[EXERCISE DATA — start]
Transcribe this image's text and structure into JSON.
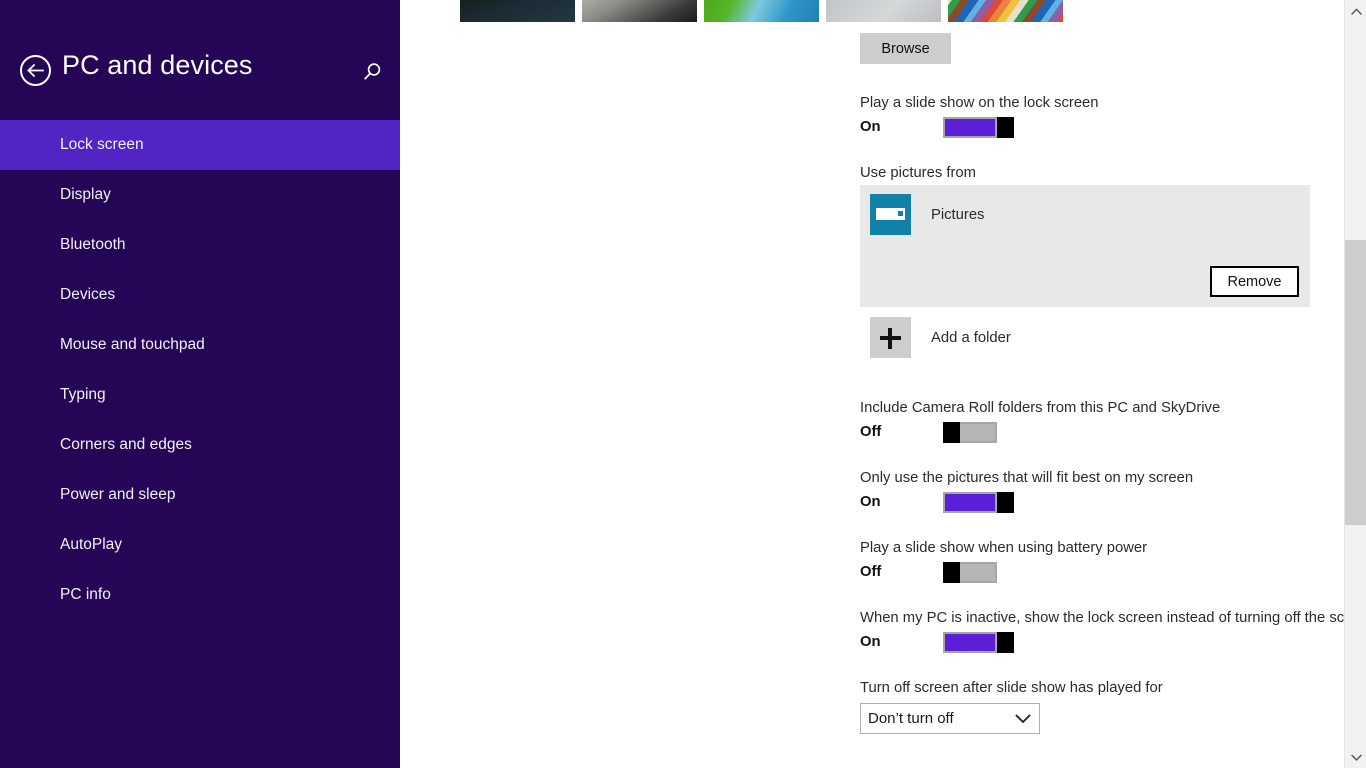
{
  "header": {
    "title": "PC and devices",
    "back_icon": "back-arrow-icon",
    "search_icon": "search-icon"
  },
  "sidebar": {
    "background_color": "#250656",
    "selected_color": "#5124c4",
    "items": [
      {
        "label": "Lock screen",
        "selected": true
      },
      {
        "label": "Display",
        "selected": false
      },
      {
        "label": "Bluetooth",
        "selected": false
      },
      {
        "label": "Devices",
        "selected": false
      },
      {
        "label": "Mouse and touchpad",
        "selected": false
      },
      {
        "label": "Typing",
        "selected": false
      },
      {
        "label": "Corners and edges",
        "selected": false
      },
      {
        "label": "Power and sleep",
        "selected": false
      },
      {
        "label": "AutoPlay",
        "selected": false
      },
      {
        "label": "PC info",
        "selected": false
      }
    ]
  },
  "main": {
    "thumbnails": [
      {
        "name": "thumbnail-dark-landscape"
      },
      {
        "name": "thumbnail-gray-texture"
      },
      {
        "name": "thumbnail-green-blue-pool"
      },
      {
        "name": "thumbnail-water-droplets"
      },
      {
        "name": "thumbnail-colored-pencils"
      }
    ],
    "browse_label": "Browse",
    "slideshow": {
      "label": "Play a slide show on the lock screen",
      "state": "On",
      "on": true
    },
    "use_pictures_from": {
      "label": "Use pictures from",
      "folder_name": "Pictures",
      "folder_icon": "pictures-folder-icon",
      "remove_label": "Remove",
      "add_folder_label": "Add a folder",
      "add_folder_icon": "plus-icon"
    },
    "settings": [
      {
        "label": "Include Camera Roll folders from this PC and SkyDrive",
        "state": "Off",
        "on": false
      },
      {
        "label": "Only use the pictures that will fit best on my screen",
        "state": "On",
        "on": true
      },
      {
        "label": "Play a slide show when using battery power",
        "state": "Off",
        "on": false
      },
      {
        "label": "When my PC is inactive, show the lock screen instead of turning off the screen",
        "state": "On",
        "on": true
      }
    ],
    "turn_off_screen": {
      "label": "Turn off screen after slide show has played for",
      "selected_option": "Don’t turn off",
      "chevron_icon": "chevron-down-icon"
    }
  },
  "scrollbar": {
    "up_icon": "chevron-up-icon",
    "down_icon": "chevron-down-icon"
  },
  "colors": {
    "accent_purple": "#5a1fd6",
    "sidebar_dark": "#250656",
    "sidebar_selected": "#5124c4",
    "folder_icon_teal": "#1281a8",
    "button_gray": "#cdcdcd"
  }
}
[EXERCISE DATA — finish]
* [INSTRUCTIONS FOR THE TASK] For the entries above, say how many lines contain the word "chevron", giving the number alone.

* [RESPONSE AREA] 3